Thursday December 18, 2014
September 25th, 2014
You’re sitting in your favorite restaurant one balmy September morning.
Your waitress brings a pot of coffee and a standard 5-ounce cup.
“Would you like cream and sugar with it?” she asks.
You drink your coffee black. And hot. You decline her offer.
Scottish voters have spoken: They are staying.
The union that has weathered 307 years of storms - if you didn't quit right after the Victorian era, you'd think you wouldn't quit at all - has survived a vote on the question of Scottish independence.
When Willie Nelson invites you to get high with him on his bus, you go.

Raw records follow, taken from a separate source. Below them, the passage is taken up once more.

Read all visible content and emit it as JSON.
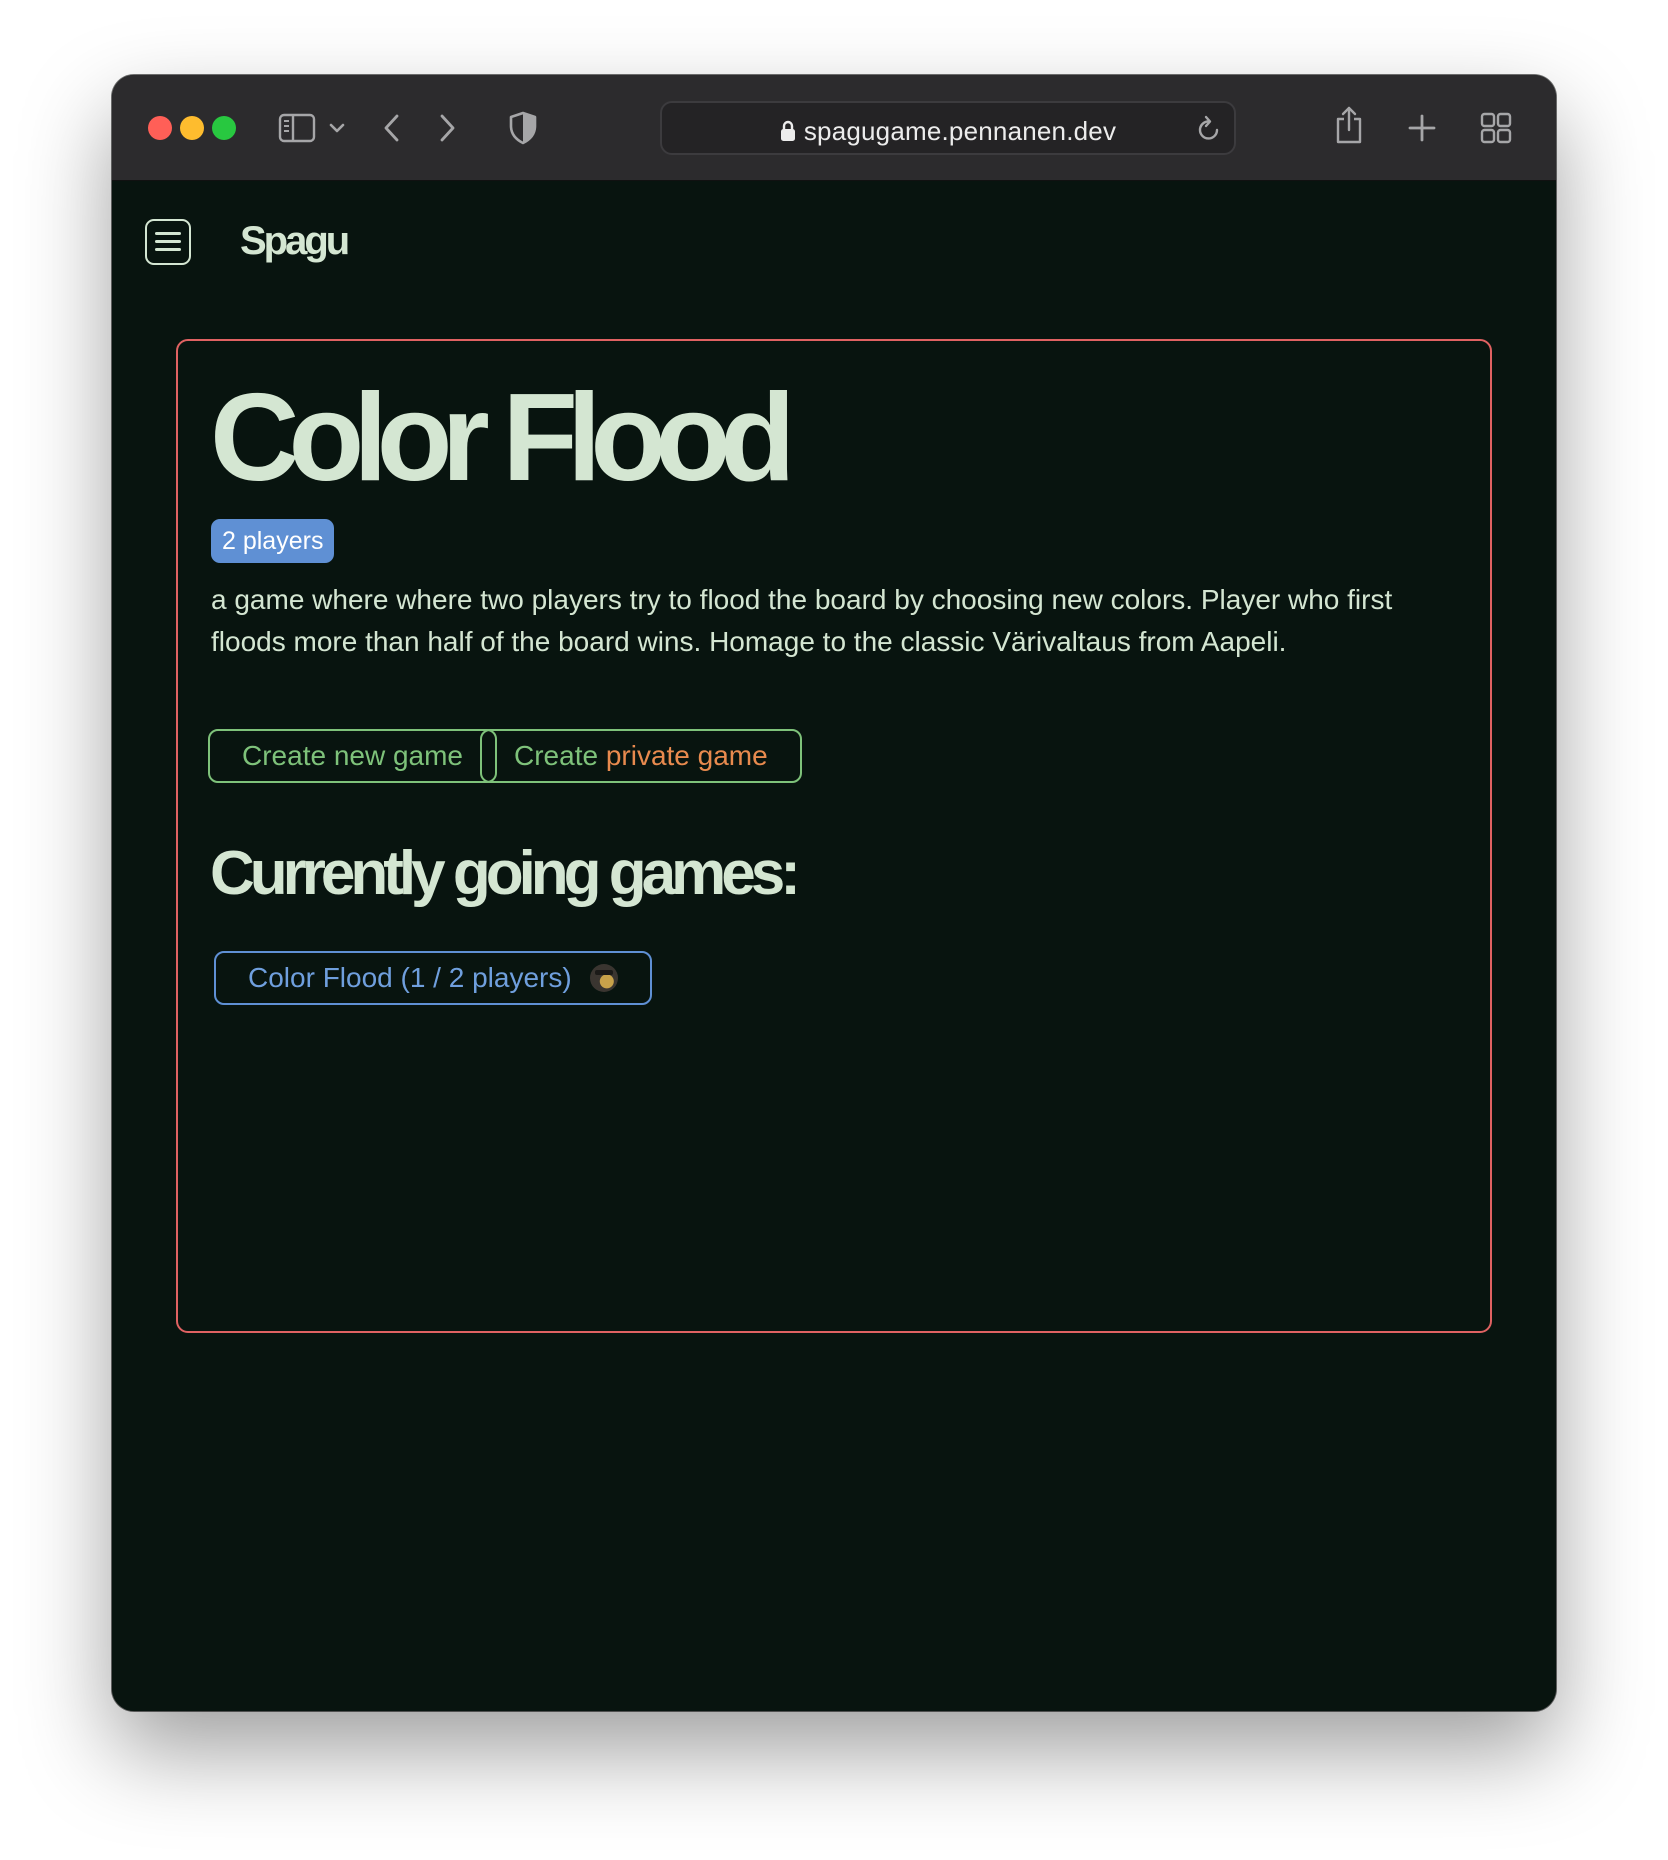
{
  "browser": {
    "url": "spagugame.pennanen.dev",
    "traffic_lights": {
      "close": "#ff5f57",
      "minimize": "#febc2e",
      "zoom": "#28c840"
    },
    "toolbar_icons": [
      "sidebar-icon",
      "chevron-down-icon",
      "back-arrow-icon",
      "forward-arrow-icon",
      "shield-icon",
      "lock-icon",
      "reload-icon",
      "share-icon",
      "plus-icon",
      "tab-overview-icon"
    ]
  },
  "header": {
    "brand": "Spagu",
    "menu_icon": "hamburger-menu-icon"
  },
  "game": {
    "title": "Color Flood",
    "players_badge": "2 players",
    "description": "a game where where two players try to flood the board by choosing new colors. Player who first floods more than half of the board wins. Homage to the classic Värivaltaus from Aapeli.",
    "create_button": "Create new game",
    "private_button_prefix": "Create",
    "private_button_accent": "private game",
    "current_heading": "Currently going games:",
    "current_games": [
      {
        "label": "Color Flood (1 / 2 players)"
      }
    ]
  },
  "colors": {
    "page_bg": "#08140f",
    "text": "#d4e6d2",
    "card_border": "#e06262",
    "badge_bg": "#5f90d4",
    "button_green": "#7ec27a",
    "accent_orange": "#e88a4e",
    "game_link_blue": "#6f9fdd"
  }
}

The man is the patron saint of pot, after all, and I'm the poster girl for bad pot trips.
It seemed like a match made in hash heaven.
In case you missed it, our nation's officeholders, current and former, have been working overtime to make us proud.
Ted Cruz threw a histrionic hissy fit in front of Arab Christians. Sarah Palin went to a birthday party where her family reportedly got into a brawl. Mark Sanford emitted a self-pitying aria of romantic angst. Debbie Wasserman Schultz compared some Republicans to wife beaters.
Alicia Keys is a superstar singer who has mostly kept her clothes on and gossip off. So what is she doing in a photo dressed only in a peace sign?
Her answer has to do with the purpose of life. Last month, as she was sickened by grim news - from the shooting of Michael Brown in Ferguson, Missouri, to the toll in Gaza and Syria - a friend of hers lobbed a provocative question about the meaning of our existence: Why are you here?
The House Republicans actually voted with the Democrats to authorize the training and arming of Syrian rebels combating the militant Islamic State. Even though I think it was necessary, such cooperation from the Republicans tends to make me nervous.
Remember Richard Clarke, the presidential counterterrorism adviser whose hair was on fire about al-Qaida long before the Sept. 11 attacks and whose warnings of a threat from hijacked planes were ignored by the administration of President George W. Bush?
In Barack Obama's determination to preserve his legacy as the president who got America off a permanent war footing after the 2001 terrorist attacks and the 2003 invasion of Iraq, he is relying on transparent semantics.
President Obama is adamant that the war against the Islamic State will not escalate to the use of U.S. ground troops. But the more I see and hear of his strategy, the more I fear that "mission creep" -- even if the president resists it -- is baked in from the start.